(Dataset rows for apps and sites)
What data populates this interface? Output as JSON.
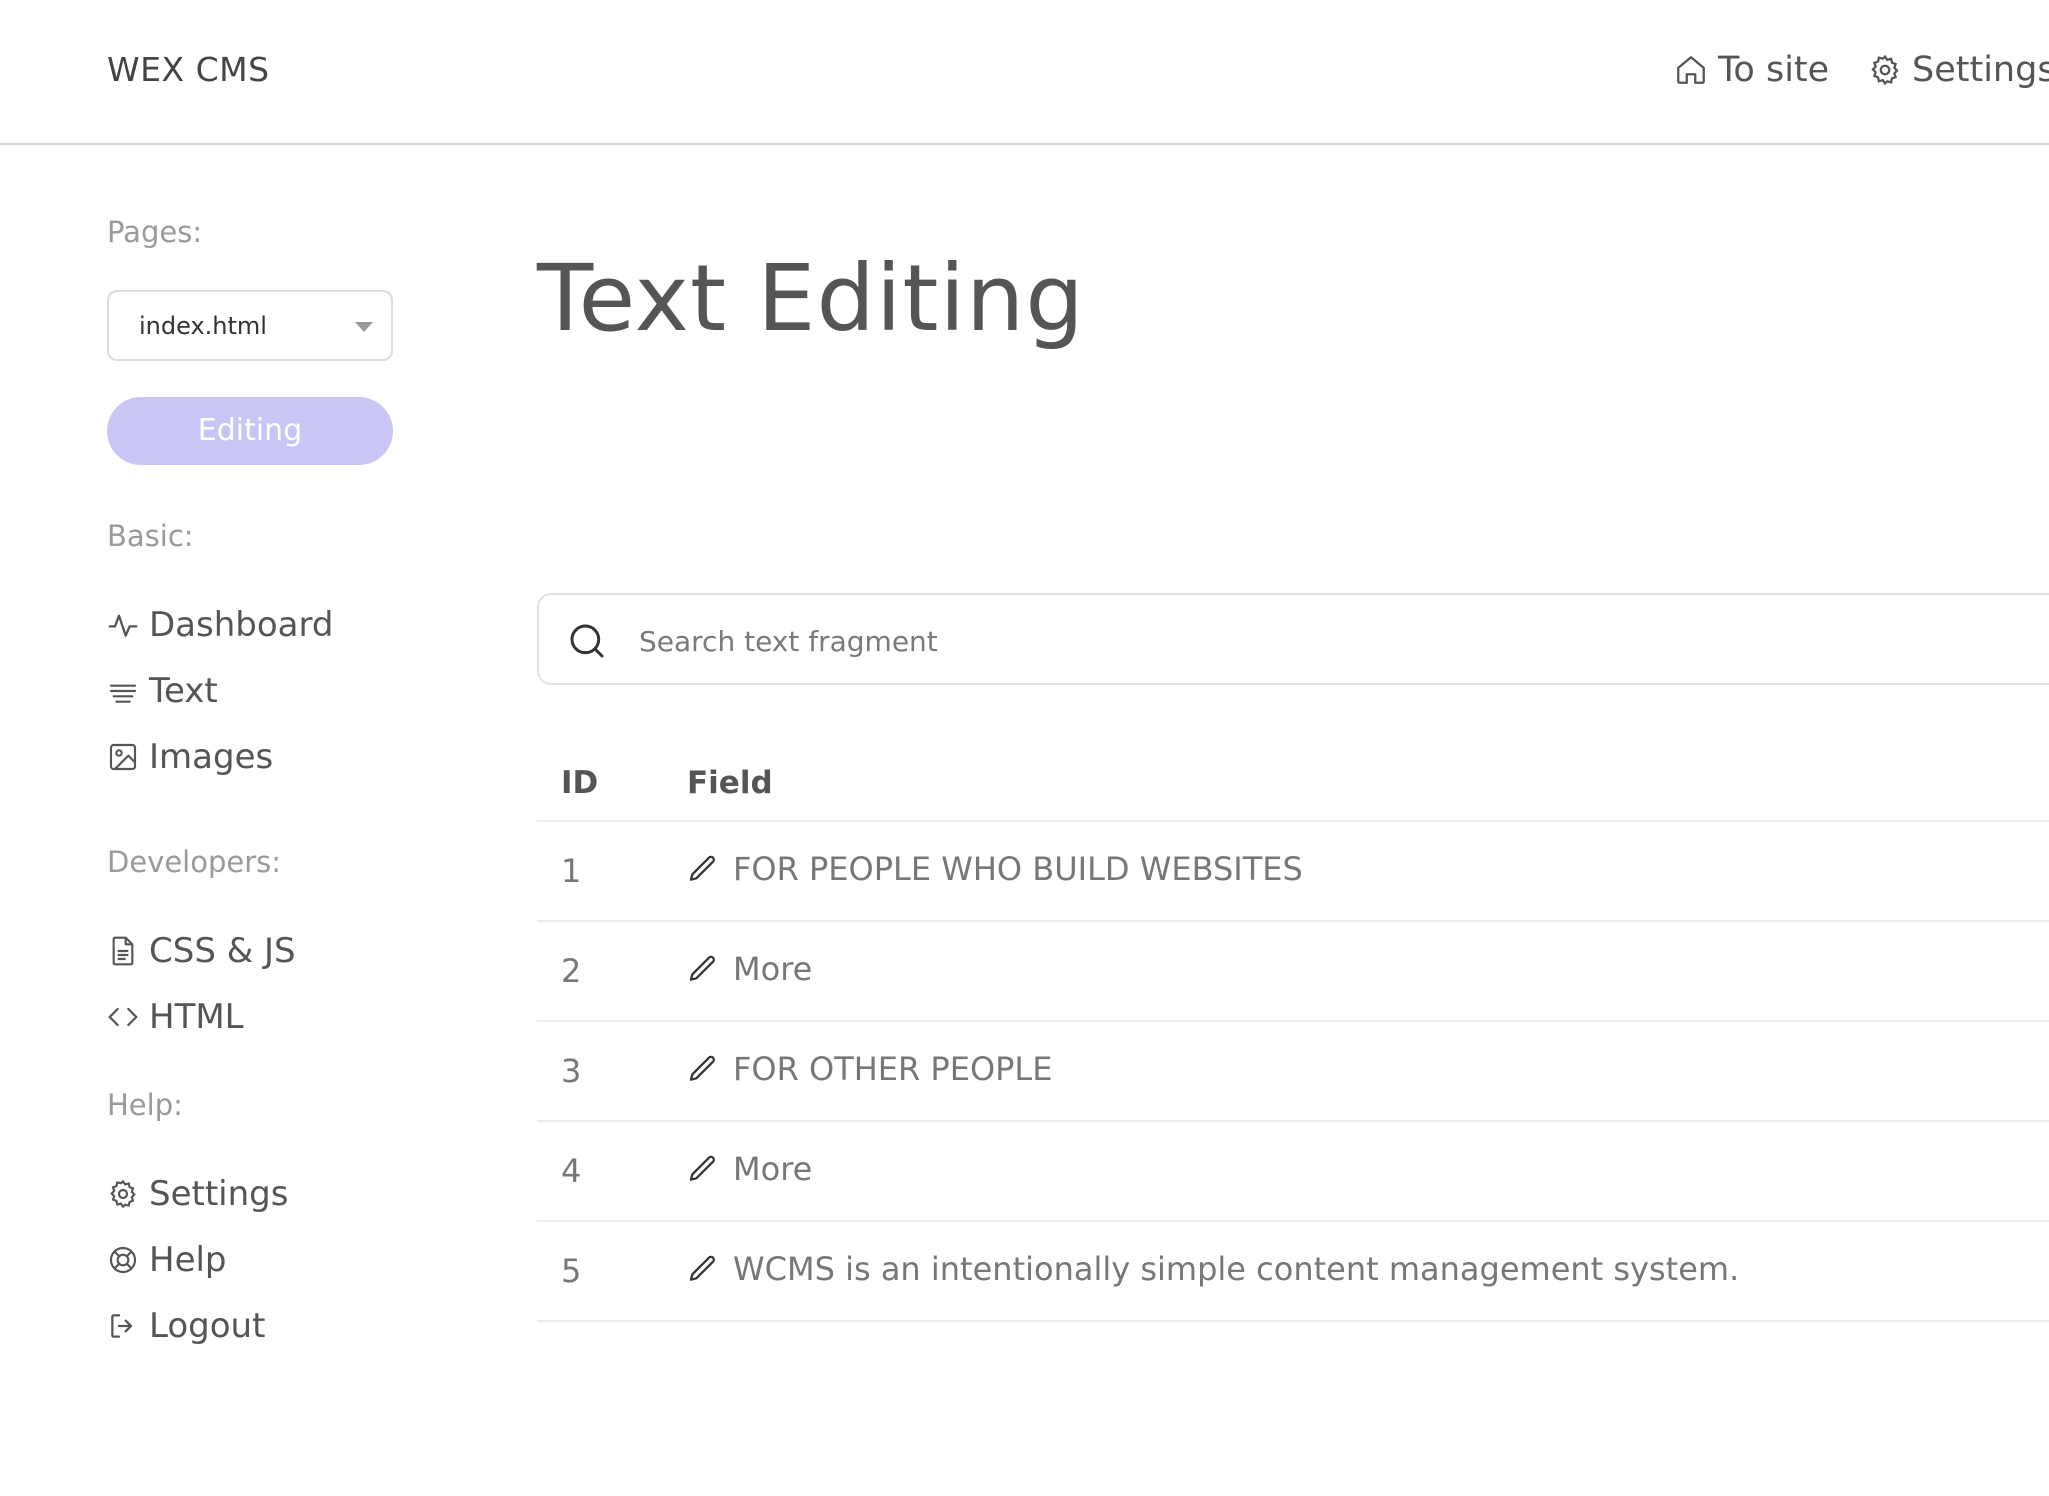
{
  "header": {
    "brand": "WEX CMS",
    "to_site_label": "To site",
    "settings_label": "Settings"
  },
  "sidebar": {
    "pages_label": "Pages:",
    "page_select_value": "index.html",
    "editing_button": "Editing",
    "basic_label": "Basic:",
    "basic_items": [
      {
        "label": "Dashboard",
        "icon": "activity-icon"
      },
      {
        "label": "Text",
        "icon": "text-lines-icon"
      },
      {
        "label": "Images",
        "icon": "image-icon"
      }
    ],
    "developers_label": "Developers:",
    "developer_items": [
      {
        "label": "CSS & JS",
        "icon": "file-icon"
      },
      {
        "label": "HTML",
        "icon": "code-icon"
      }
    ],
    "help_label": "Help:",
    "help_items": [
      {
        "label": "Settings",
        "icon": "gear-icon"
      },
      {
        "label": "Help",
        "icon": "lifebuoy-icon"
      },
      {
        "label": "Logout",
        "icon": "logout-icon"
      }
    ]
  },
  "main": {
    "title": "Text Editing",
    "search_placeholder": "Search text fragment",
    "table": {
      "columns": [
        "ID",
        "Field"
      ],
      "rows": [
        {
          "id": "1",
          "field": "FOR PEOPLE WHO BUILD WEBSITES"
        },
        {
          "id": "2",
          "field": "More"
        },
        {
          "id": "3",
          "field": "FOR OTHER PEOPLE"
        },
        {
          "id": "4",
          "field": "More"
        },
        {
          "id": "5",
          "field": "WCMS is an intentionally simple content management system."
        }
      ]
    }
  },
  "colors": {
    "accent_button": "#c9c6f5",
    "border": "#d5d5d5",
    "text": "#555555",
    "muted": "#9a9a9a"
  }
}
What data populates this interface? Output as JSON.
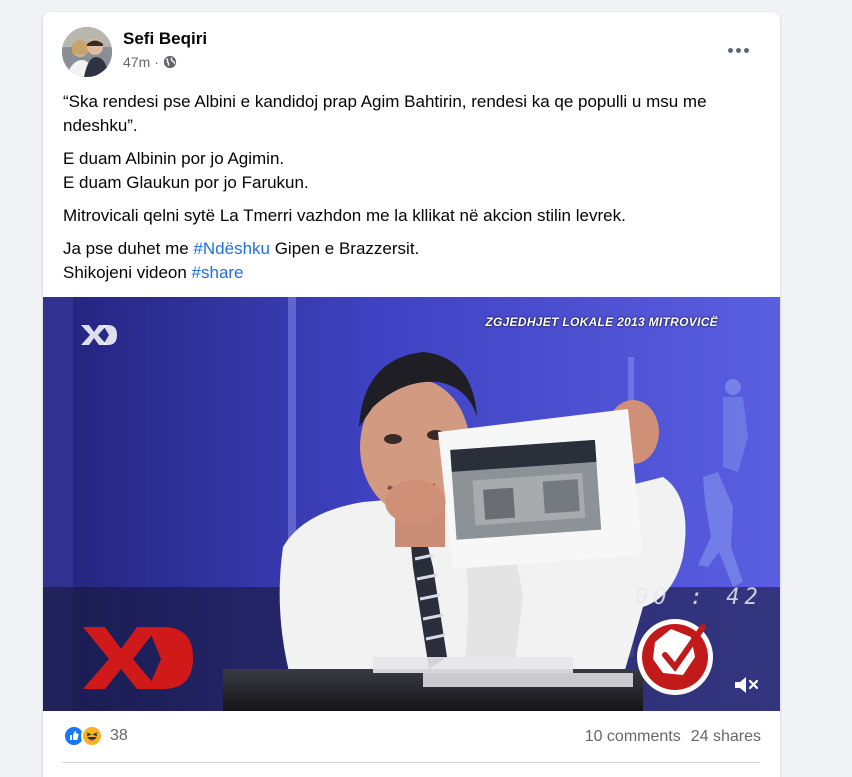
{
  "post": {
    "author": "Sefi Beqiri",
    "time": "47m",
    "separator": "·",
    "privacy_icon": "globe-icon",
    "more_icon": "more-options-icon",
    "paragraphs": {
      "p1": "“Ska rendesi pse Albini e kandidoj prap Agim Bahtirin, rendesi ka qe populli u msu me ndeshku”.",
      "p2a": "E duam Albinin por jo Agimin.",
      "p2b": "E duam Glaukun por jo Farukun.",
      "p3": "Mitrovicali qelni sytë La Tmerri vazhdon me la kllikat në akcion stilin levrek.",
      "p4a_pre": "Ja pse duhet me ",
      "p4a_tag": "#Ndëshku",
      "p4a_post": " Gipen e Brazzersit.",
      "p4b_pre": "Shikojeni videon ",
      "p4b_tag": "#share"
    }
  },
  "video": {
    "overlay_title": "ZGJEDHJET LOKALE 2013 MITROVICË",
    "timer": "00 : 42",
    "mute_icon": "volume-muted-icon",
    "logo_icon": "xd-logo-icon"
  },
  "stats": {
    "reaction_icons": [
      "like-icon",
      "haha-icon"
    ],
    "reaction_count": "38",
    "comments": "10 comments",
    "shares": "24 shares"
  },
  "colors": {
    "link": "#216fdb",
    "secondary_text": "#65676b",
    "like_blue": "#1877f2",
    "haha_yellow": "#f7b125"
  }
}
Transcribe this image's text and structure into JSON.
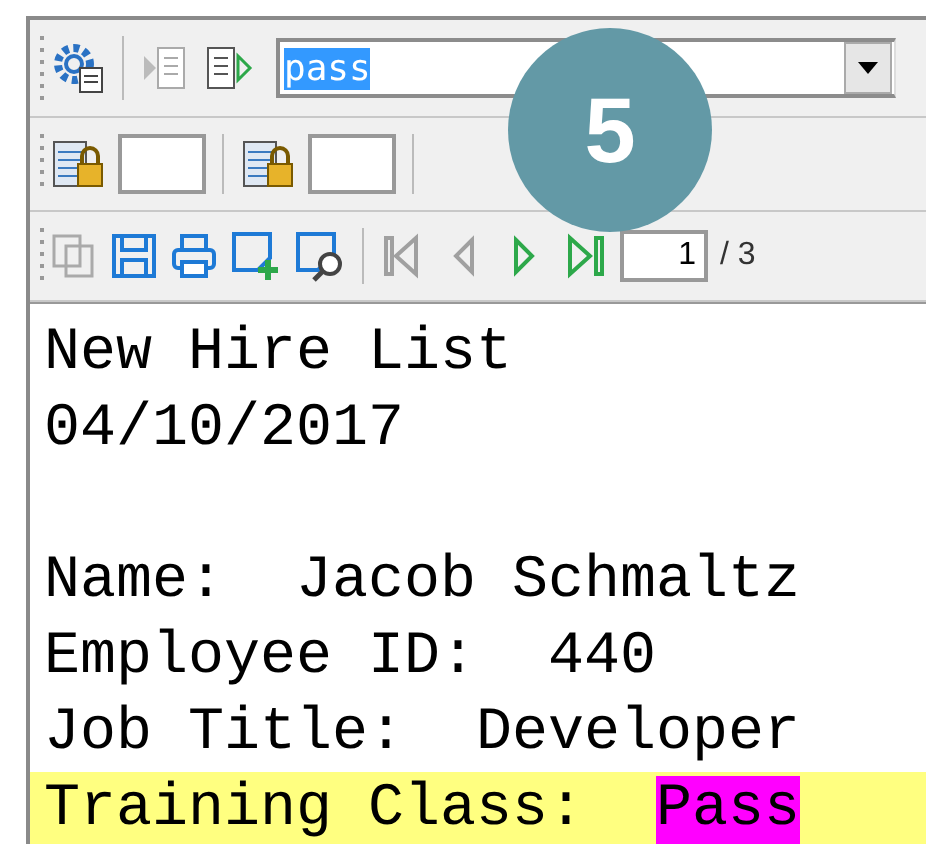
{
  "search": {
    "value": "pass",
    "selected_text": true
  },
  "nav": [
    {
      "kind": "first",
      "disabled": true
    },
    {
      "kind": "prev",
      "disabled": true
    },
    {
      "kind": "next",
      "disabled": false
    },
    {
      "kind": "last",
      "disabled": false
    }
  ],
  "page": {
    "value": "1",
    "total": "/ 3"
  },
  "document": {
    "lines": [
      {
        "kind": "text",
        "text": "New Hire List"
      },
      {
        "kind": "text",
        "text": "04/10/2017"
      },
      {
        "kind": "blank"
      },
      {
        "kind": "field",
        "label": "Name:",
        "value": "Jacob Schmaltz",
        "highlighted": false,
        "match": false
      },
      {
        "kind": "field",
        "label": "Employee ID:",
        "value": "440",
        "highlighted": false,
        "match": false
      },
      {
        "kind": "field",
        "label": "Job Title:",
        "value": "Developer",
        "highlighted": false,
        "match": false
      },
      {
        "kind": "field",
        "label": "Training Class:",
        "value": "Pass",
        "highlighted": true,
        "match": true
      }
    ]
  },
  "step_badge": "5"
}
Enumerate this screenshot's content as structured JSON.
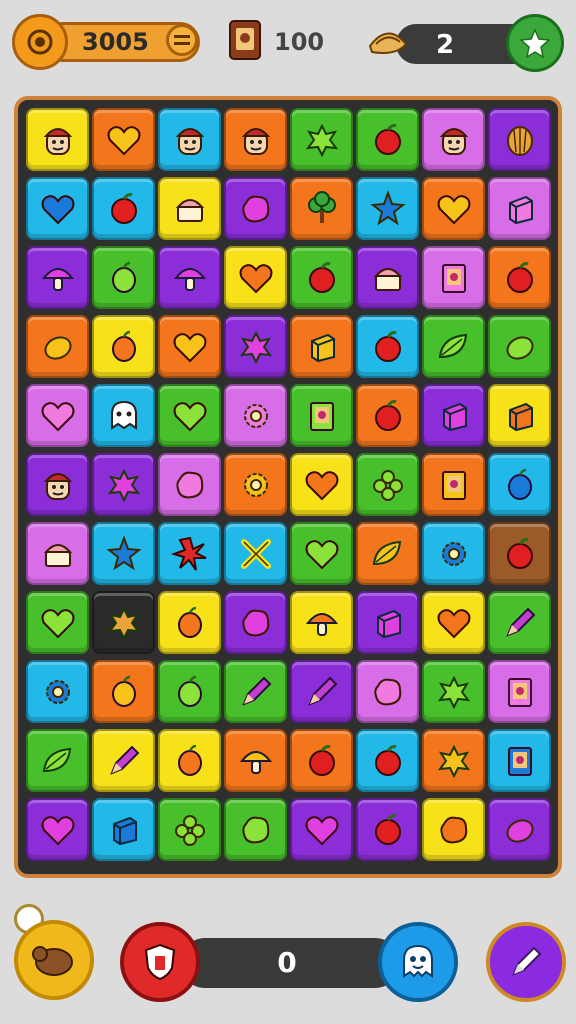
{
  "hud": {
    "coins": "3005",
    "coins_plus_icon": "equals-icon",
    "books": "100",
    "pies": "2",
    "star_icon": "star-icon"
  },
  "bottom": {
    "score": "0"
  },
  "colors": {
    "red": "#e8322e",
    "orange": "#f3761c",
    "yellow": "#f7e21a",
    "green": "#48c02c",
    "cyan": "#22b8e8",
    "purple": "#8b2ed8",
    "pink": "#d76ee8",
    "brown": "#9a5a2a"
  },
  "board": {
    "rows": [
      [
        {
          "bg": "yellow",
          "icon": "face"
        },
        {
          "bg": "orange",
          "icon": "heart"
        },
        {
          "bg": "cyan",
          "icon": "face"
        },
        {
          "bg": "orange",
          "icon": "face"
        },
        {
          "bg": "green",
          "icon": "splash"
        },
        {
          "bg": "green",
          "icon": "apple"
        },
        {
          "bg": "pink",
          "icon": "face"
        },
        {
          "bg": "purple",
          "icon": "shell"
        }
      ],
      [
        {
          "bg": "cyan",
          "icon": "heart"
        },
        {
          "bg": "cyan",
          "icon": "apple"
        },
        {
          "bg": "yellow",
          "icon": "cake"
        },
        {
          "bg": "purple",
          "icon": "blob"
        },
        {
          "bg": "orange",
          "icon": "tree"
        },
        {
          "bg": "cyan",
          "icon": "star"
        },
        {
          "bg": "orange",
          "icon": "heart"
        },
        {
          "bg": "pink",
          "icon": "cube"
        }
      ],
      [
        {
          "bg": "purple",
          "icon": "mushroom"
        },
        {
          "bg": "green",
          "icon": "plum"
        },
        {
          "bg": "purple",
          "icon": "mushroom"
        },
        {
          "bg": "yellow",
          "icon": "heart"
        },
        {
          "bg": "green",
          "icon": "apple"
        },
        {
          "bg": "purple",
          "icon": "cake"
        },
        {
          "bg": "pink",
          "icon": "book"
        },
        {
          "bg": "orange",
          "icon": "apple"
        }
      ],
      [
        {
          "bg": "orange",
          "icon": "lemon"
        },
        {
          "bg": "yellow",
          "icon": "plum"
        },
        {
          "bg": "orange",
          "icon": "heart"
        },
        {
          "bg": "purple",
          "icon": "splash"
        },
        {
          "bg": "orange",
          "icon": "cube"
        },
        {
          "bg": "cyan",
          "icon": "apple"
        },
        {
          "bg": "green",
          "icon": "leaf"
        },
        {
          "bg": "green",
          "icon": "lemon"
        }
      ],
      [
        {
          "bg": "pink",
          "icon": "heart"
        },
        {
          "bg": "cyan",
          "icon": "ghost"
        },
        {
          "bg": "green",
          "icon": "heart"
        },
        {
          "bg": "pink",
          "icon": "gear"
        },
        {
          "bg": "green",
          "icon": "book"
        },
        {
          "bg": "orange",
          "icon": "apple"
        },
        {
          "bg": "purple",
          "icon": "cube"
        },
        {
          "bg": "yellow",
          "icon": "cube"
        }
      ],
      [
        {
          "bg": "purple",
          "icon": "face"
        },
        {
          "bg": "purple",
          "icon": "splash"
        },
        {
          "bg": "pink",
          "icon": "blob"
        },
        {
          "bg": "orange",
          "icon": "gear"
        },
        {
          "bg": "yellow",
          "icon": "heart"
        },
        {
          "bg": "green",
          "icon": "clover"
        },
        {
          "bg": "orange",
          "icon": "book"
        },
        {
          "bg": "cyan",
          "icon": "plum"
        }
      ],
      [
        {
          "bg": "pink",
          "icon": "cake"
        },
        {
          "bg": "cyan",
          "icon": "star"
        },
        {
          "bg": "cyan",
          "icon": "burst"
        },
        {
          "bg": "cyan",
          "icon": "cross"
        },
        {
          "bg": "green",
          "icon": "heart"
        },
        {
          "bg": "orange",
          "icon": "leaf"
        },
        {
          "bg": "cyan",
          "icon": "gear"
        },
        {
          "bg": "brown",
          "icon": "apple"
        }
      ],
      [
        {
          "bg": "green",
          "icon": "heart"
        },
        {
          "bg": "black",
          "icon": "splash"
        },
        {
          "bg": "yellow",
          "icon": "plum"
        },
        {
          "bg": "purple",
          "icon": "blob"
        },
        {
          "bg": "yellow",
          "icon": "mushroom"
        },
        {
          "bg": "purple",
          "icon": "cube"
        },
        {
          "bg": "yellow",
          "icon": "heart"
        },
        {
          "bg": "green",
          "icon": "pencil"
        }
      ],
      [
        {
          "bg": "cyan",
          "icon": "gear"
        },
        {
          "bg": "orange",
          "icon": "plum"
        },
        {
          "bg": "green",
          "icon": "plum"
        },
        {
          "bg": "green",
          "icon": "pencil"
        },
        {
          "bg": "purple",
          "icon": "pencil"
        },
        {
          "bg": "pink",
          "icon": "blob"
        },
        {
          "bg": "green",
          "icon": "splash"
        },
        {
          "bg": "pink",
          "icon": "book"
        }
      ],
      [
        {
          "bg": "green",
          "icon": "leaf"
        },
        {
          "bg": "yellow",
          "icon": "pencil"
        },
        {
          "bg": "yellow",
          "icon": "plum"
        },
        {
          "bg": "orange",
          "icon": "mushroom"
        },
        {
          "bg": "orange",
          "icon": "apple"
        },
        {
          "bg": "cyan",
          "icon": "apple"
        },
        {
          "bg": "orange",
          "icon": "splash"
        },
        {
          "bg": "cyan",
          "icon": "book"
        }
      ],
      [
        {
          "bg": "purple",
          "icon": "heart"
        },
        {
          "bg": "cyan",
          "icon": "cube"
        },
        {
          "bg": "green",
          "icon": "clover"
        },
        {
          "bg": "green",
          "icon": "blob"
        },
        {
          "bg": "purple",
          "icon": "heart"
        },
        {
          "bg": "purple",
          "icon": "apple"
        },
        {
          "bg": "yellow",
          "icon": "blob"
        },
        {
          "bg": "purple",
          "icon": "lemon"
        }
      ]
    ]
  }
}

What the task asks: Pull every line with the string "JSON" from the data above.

Task output:
What data populates this interface? Output as JSON.
What data populates this interface? Output as JSON.
Transcribe this image's text and structure into JSON.
Enumerate this screenshot's content as structured JSON.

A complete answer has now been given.